## WORK INSTRUCTIONS
Below are records. Copy every line with "data" in it.
=== Begin Enclosure ===
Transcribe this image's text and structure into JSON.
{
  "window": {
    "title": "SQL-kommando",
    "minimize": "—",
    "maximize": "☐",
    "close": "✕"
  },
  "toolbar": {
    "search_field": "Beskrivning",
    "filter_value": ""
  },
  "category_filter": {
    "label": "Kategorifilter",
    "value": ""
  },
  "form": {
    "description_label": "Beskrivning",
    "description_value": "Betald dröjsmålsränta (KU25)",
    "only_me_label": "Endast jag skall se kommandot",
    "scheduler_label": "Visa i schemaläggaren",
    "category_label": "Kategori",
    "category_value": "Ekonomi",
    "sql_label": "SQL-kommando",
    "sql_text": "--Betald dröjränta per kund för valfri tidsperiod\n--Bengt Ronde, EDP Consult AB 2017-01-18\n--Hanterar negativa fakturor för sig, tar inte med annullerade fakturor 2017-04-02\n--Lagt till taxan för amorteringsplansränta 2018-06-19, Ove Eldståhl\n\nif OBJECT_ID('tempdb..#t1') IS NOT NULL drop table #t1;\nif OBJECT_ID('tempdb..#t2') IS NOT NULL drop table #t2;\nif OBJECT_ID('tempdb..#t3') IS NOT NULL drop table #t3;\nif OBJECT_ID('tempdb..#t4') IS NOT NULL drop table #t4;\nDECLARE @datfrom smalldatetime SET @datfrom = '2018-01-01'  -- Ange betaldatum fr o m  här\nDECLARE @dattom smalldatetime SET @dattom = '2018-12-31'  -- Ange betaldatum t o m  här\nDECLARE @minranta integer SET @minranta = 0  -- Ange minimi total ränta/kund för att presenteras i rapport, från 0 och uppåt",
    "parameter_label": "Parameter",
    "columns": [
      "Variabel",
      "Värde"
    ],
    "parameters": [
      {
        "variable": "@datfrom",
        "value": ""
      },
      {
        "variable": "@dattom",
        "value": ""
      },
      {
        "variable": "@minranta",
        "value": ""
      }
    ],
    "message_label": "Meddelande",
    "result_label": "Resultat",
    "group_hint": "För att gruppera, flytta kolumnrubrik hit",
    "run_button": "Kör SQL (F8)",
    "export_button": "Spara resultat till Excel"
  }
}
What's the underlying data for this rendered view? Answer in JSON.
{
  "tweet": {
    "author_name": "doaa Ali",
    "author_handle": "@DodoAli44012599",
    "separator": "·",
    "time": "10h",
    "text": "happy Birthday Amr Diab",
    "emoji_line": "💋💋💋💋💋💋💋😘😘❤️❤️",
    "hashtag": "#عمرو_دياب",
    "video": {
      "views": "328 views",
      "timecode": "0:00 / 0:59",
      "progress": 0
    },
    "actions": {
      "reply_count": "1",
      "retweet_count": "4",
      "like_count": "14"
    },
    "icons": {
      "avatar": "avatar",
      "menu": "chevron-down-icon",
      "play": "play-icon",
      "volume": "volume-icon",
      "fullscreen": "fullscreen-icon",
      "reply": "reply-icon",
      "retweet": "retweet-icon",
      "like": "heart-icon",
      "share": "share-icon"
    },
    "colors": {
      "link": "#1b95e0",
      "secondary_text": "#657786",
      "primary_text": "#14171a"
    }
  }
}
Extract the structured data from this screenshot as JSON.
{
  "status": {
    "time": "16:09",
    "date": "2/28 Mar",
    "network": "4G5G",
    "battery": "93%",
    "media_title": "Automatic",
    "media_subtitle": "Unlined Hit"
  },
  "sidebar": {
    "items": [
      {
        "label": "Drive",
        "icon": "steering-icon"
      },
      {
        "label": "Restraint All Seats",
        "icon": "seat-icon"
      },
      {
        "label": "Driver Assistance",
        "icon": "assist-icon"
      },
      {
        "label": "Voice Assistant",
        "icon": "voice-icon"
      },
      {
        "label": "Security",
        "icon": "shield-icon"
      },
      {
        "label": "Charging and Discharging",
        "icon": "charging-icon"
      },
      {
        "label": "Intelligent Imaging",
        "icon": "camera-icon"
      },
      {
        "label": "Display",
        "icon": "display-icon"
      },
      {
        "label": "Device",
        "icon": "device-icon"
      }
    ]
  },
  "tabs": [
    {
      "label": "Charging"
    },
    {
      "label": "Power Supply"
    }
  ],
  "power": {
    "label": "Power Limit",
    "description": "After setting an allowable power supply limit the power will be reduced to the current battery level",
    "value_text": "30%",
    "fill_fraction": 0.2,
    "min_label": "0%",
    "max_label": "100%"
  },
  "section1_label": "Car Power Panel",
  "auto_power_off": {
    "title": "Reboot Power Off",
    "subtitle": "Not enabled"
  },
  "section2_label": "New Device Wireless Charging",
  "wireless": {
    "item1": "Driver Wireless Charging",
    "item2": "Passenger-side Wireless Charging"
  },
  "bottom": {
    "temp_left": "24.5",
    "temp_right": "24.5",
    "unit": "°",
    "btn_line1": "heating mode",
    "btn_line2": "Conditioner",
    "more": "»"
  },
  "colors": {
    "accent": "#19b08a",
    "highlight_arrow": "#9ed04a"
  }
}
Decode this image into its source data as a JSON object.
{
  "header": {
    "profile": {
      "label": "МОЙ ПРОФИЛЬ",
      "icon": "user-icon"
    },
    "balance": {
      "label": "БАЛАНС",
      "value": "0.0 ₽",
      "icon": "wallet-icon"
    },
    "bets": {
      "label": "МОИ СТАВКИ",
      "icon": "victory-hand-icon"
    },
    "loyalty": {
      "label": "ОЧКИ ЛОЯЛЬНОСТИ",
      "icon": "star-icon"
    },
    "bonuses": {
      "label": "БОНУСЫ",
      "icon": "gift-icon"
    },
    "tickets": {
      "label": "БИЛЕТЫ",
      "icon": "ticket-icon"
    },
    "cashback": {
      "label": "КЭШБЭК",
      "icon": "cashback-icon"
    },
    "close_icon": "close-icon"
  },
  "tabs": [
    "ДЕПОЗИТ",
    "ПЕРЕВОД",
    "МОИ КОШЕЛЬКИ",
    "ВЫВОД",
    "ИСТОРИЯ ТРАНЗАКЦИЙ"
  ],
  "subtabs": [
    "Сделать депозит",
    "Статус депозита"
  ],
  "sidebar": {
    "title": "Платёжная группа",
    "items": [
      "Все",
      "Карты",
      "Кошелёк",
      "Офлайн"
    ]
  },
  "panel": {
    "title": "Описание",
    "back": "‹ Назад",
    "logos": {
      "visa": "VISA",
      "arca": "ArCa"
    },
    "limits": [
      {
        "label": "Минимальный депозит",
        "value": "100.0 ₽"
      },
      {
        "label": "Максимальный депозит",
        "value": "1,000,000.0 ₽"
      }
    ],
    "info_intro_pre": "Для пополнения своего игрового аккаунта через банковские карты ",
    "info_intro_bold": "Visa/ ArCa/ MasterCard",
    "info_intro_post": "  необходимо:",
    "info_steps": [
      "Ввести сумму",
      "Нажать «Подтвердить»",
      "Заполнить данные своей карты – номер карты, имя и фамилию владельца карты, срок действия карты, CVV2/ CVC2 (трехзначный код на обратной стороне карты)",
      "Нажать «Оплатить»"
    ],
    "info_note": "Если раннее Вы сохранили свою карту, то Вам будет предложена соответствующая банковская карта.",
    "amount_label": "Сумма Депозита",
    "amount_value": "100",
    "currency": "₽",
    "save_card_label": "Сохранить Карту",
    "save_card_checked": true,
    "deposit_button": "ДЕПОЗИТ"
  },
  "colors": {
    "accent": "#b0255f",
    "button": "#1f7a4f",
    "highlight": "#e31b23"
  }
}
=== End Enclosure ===
## YOUR RESPONSE
What's the underlying data for this rendered view? Answer in JSON.
Extract the structured data from this screenshot as JSON.
Decode this image into its source data as a JSON object.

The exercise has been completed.